Mobilization in Russia
The answer to Putin can only be battle tanks
Comment by Denise Trubetskoye, Kyiv
As long as Putin is in power, he will not leave Ukraine alone. Therefore, the only option for Ukraine is to push him back. For this, he needs additional support from the West.
When Vladimir Putin delivered his hour-long speech in Ukraine on February 21, in which he denied the neighboring country’s right to exist, Ukrainians became increasingly nervous. After weeks and months of advance warning of a major Russian invasion by British and American intelligence services that many in Ukraine received with skepticism, the crude worldview presented at such length by the Russian president sounded like a declaration of war. Three days later it was clear that she was exactly like that.
Exactly seven months later, on September 21, Putin announced the so-called partial mobilization. Now it was primarily Russia that relived the shock of February 24. For many Russians, the war of aggression against Ukraine, which they watched from the comfort of their sofas, was much closer than before.
Of course, mobilization in Russia was also important news for Ukrainians. It was and is being talked about and discussed. But what was completely missing now: the fear of Putin, his fake referendums in the occupied Ukrainian territories and, above all, his nuclear blackmail.
People in Ukraine were not impressed by Putin’s words and actions for long, even though they are directly affected by this war and after the tragedies of Bucha and Mariupol, they were recently confronted with the terrible images of mass graves in liberated Izyum.
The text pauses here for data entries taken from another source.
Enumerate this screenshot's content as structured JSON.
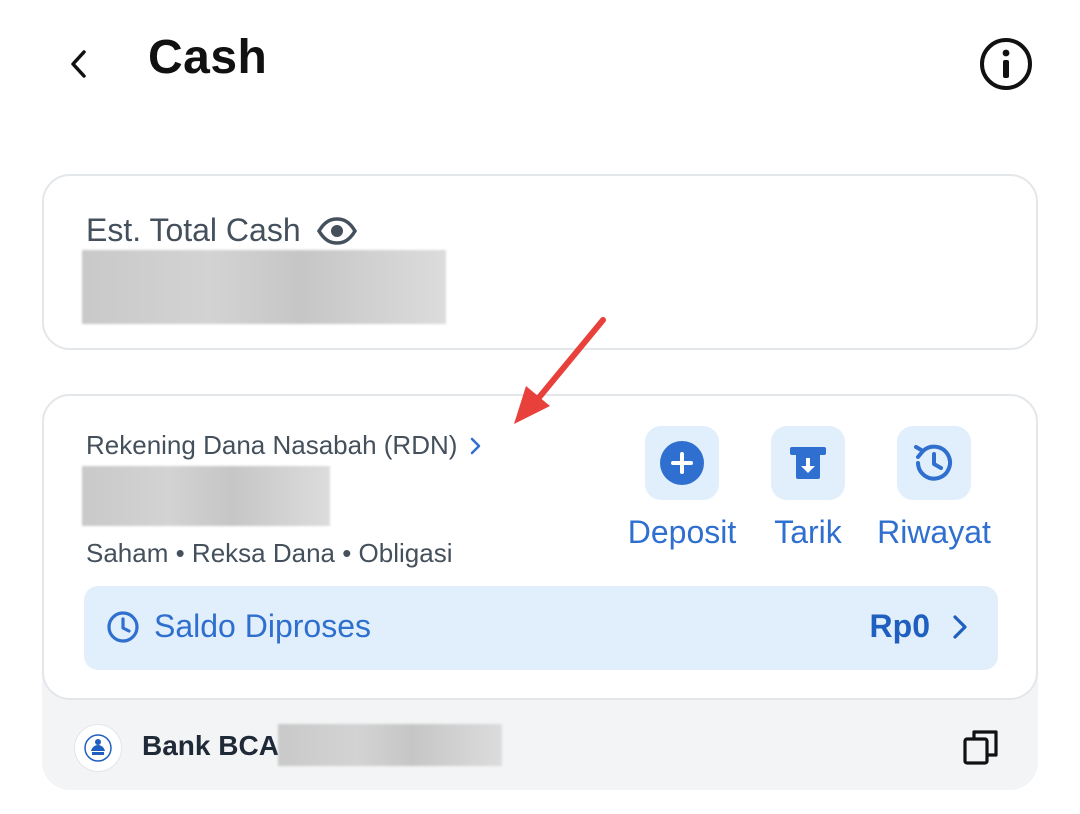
{
  "header": {
    "title": "Cash"
  },
  "total": {
    "label": "Est. Total Cash"
  },
  "rdn": {
    "link_label": "Rekening Dana Nasabah (RDN)",
    "products": "Saham • Reksa Dana • Obligasi",
    "actions": [
      {
        "label": "Deposit",
        "icon": "plus-circle-icon"
      },
      {
        "label": "Tarik",
        "icon": "atm-withdraw-icon"
      },
      {
        "label": "Riwayat",
        "icon": "history-icon"
      }
    ],
    "saldo": {
      "label": "Saldo Diproses",
      "amount": "Rp0"
    }
  },
  "bank": {
    "name": "Bank BCA"
  },
  "colors": {
    "accent": "#2f6fcf",
    "accent_bg": "#e0effb",
    "annotation_arrow": "#e8413c"
  }
}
Moreover, after the successful Ukrainian counter-offensive in the Kharkiv region, Putin openly resorted to terror tactics against Ukrainian civilian infrastructure. Nor do they hide the fact that the September 11 attacks on thermal power plants in the southeast of the country were intentional.
Putin obviously wants to exhaust the Ukrainians. He wants them to take to the streets at some point and demand a truce from their government. And after the defeat in Kharkiv, he would like to secure at least the Ukrainian territory, which Russia is still occupying at the moment. His problem: not only President Volodymyr Zelenskyi, but the entire Ukrainian nation does not care. In this existential defensive war, Ukrainians have no choice but to fight for the occupied territories. As long as Putin is in power, he will not leave Ukraine alone – and he certainly will not stop at the current front line, but at most he will pause and then strike again.
Ukraine bears the risks alone
The only option for Ukraine and also for the West is to push him back. This requires even more military support from the West. For although we have already seen most of the combat-ready Russian army at the front, mobilization will at least in time and partially solve the Russian personnel problem that was partially responsible for the Russian disaster in the Kharkov district. The answer to Putin’s escalation can only be new deliveries of heavy weapons to Kiev – including Western-style battle tanks.
The risks of escalation so often invoked in the West are borne only by Ukraine, and Ukrainians have been aware of them since the beginning of the war. For example, could Putin use tactical nuclear weapons against a larger concentration of Ukrainian forces? This is not completely excluded, and the latest program text of the Ukrainian Commander-in-Chief Valery Zalushny also mentions this possibility. But this shows that the Ukrainians are prepared for all scenarios, both mentally and militarily. In any case, such an attack would pose a risk to the Russian soldiers themselves and is therefore only moderately likely.
Shortly before the Ukrainian counter-offensive, high-ranking Russian government officials and politicians visited cities such as Kupyansk and Izjum in Kharkiv Oblast. “Russia is here forever,” they declared. The statement has not aged well. After the liberation of the northern districts, after the expulsion of the Russians from the strategically important Snake Island, after the counter-offensive and now after the replacement of the commanders of the Azov regiment, who have always been demonized by Russian propaganda, one thing is clear: whatever Russia says, it only understands the language of force. Ukraine will no longer rely on any other language, nor should it rely on the West.